Work request | Leaving the pictures aside, repeat each line below exactly.

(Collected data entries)
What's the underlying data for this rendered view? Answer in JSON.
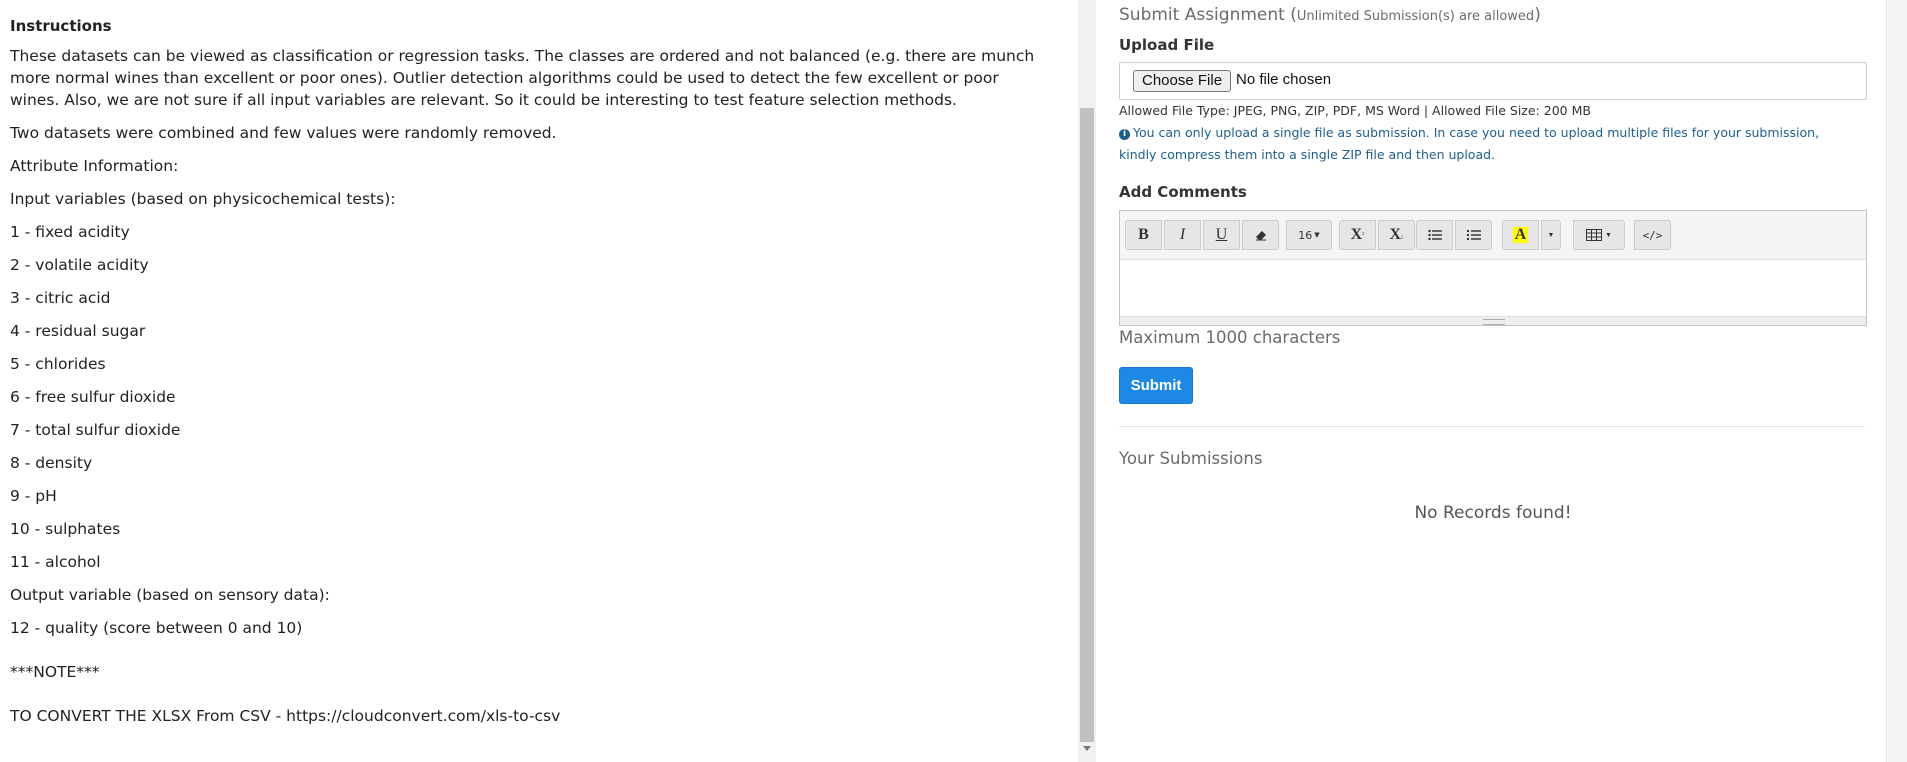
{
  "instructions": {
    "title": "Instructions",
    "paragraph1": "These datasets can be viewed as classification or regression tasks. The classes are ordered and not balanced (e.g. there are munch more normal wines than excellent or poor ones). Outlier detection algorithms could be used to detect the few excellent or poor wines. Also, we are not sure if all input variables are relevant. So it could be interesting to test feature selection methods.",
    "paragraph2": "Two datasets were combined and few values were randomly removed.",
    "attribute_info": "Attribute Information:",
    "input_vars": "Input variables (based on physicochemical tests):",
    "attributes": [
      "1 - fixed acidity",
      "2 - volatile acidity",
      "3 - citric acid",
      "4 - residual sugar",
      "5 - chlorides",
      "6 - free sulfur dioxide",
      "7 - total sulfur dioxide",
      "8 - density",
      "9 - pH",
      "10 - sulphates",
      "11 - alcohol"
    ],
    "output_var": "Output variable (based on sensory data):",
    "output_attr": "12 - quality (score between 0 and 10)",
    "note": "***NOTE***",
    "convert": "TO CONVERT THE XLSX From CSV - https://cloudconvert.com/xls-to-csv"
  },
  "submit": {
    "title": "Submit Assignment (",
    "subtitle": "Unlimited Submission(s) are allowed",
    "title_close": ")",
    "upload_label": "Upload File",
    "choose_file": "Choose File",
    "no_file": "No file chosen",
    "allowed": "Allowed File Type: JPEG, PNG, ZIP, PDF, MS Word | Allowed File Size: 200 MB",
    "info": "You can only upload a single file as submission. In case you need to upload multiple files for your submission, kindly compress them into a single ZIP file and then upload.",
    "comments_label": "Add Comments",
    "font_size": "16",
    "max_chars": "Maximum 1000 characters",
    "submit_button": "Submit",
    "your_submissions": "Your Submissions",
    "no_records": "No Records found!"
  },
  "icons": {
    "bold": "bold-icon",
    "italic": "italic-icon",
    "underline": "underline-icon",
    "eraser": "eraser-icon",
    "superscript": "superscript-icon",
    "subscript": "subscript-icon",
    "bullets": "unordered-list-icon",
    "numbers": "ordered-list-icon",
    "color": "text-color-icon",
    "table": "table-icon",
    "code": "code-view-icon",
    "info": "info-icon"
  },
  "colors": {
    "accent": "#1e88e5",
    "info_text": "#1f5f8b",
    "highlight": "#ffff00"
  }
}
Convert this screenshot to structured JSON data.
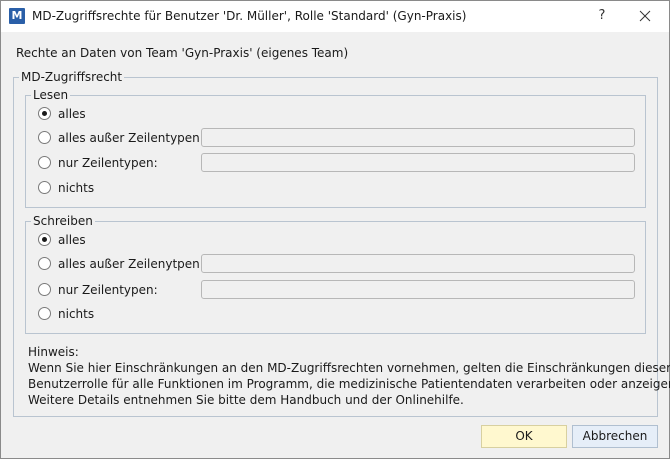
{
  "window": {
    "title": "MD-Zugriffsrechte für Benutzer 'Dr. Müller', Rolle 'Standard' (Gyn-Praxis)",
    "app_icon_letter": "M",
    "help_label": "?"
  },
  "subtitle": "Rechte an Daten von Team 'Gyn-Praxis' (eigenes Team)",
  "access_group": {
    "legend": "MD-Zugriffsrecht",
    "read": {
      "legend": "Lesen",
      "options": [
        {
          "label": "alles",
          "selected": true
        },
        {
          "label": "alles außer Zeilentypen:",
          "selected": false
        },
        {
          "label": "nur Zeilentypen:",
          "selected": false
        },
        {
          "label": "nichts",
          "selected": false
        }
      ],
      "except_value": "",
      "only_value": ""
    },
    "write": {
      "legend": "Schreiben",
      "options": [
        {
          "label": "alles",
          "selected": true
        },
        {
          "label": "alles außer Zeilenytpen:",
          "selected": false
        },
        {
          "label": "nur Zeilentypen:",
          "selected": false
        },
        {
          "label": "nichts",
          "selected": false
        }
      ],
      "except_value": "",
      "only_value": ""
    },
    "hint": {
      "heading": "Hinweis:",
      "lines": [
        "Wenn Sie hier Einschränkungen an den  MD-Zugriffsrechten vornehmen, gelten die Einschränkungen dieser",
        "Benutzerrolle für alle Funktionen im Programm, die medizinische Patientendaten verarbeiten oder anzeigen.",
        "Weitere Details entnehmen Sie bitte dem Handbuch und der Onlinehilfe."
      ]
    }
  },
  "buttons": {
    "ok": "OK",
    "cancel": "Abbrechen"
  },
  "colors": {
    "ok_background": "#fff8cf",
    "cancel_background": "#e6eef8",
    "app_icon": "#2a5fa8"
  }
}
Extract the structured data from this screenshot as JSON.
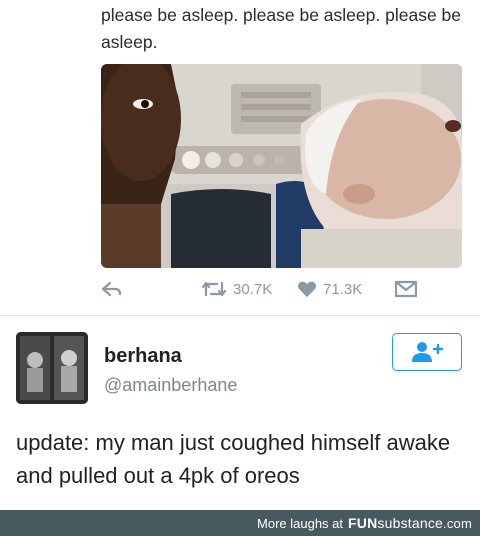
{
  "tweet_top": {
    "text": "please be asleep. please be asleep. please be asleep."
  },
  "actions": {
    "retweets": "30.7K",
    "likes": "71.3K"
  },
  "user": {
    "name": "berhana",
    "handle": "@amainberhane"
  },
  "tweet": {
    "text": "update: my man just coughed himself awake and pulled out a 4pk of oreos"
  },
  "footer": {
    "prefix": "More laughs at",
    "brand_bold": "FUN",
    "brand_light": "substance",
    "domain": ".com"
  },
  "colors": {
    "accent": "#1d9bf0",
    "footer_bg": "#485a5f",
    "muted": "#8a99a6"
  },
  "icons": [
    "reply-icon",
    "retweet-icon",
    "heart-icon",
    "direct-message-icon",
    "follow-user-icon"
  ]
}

Task answer |
What's the underlying data for this rendered view? Answer in JSON.
{
  "instructions": {
    "title": "Instructions",
    "paragraph1": "These datasets can be viewed as classification or regression tasks. The classes are ordered and not balanced (e.g. there are munch more normal wines than excellent or poor ones). Outlier detection algorithms could be used to detect the few excellent or poor wines. Also, we are not sure if all input variables are relevant. So it could be interesting to test feature selection methods.",
    "paragraph2": "Two datasets were combined and few values were randomly removed.",
    "attribute_info": "Attribute Information:",
    "input_vars": "Input variables (based on physicochemical tests):",
    "attributes": [
      "1 - fixed acidity",
      "2 - volatile acidity",
      "3 - citric acid",
      "4 - residual sugar",
      "5 - chlorides",
      "6 - free sulfur dioxide",
      "7 - total sulfur dioxide",
      "8 - density",
      "9 - pH",
      "10 - sulphates",
      "11 - alcohol"
    ],
    "output_var": "Output variable (based on sensory data):",
    "output_attr": "12 - quality (score between 0 and 10)",
    "note": "***NOTE***",
    "convert": "TO CONVERT THE XLSX From CSV - https://cloudconvert.com/xls-to-csv"
  },
  "submit": {
    "title": "Submit Assignment (",
    "subtitle": "Unlimited Submission(s) are allowed",
    "title_close": ")",
    "upload_label": "Upload File",
    "choose_file": "Choose File",
    "no_file": "No file chosen",
    "allowed": "Allowed File Type: JPEG, PNG, ZIP, PDF, MS Word | Allowed File Size: 200 MB",
    "info": "You can only upload a single file as submission. In case you need to upload multiple files for your submission, kindly compress them into a single ZIP file and then upload.",
    "comments_label": "Add Comments",
    "font_size": "16",
    "max_chars": "Maximum 1000 characters",
    "submit_button": "Submit",
    "your_submissions": "Your Submissions",
    "no_records": "No Records found!"
  },
  "icons": {
    "bold": "bold-icon",
    "italic": "italic-icon",
    "underline": "underline-icon",
    "eraser": "eraser-icon",
    "superscript": "superscript-icon",
    "subscript": "subscript-icon",
    "bullets": "unordered-list-icon",
    "numbers": "ordered-list-icon",
    "color": "text-color-icon",
    "table": "table-icon",
    "code": "code-view-icon",
    "info": "info-icon"
  },
  "colors": {
    "accent": "#1e88e5",
    "info_text": "#1f5f8b",
    "highlight": "#ffff00"
  }
}
Convert this screenshot to structured JSON data.
{
  "window": {
    "title": "MD-Zugriffsrechte für Benutzer 'Dr. Müller', Rolle 'Standard' (Gyn-Praxis)",
    "app_icon_letter": "M",
    "help_label": "?"
  },
  "subtitle": "Rechte an Daten von Team 'Gyn-Praxis' (eigenes Team)",
  "access_group": {
    "legend": "MD-Zugriffsrecht",
    "read": {
      "legend": "Lesen",
      "options": [
        {
          "label": "alles",
          "selected": true
        },
        {
          "label": "alles außer Zeilentypen:",
          "selected": false
        },
        {
          "label": "nur Zeilentypen:",
          "selected": false
        },
        {
          "label": "nichts",
          "selected": false
        }
      ],
      "except_value": "",
      "only_value": ""
    },
    "write": {
      "legend": "Schreiben",
      "options": [
        {
          "label": "alles",
          "selected": true
        },
        {
          "label": "alles außer Zeilenytpen:",
          "selected": false
        },
        {
          "label": "nur Zeilentypen:",
          "selected": false
        },
        {
          "label": "nichts",
          "selected": false
        }
      ],
      "except_value": "",
      "only_value": ""
    },
    "hint": {
      "heading": "Hinweis:",
      "lines": [
        "Wenn Sie hier Einschränkungen an den  MD-Zugriffsrechten vornehmen, gelten die Einschränkungen dieser",
        "Benutzerrolle für alle Funktionen im Programm, die medizinische Patientendaten verarbeiten oder anzeigen.",
        "Weitere Details entnehmen Sie bitte dem Handbuch und der Onlinehilfe."
      ]
    }
  },
  "buttons": {
    "ok": "OK",
    "cancel": "Abbrechen"
  },
  "colors": {
    "ok_background": "#fff8cf",
    "cancel_background": "#e6eef8",
    "app_icon": "#2a5fa8"
  }
}
Extract the structured data from this screenshot as JSON.
{
  "tweet_top": {
    "text": "please be asleep. please be asleep. please be asleep."
  },
  "actions": {
    "retweets": "30.7K",
    "likes": "71.3K"
  },
  "user": {
    "name": "berhana",
    "handle": "@amainberhane"
  },
  "tweet": {
    "text": "update: my man just coughed himself awake and pulled out a 4pk of oreos"
  },
  "footer": {
    "prefix": "More laughs at",
    "brand_bold": "FUN",
    "brand_light": "substance",
    "domain": ".com"
  },
  "colors": {
    "accent": "#1d9bf0",
    "footer_bg": "#485a5f",
    "muted": "#8a99a6"
  },
  "icons": [
    "reply-icon",
    "retweet-icon",
    "heart-icon",
    "direct-message-icon",
    "follow-user-icon"
  ]
}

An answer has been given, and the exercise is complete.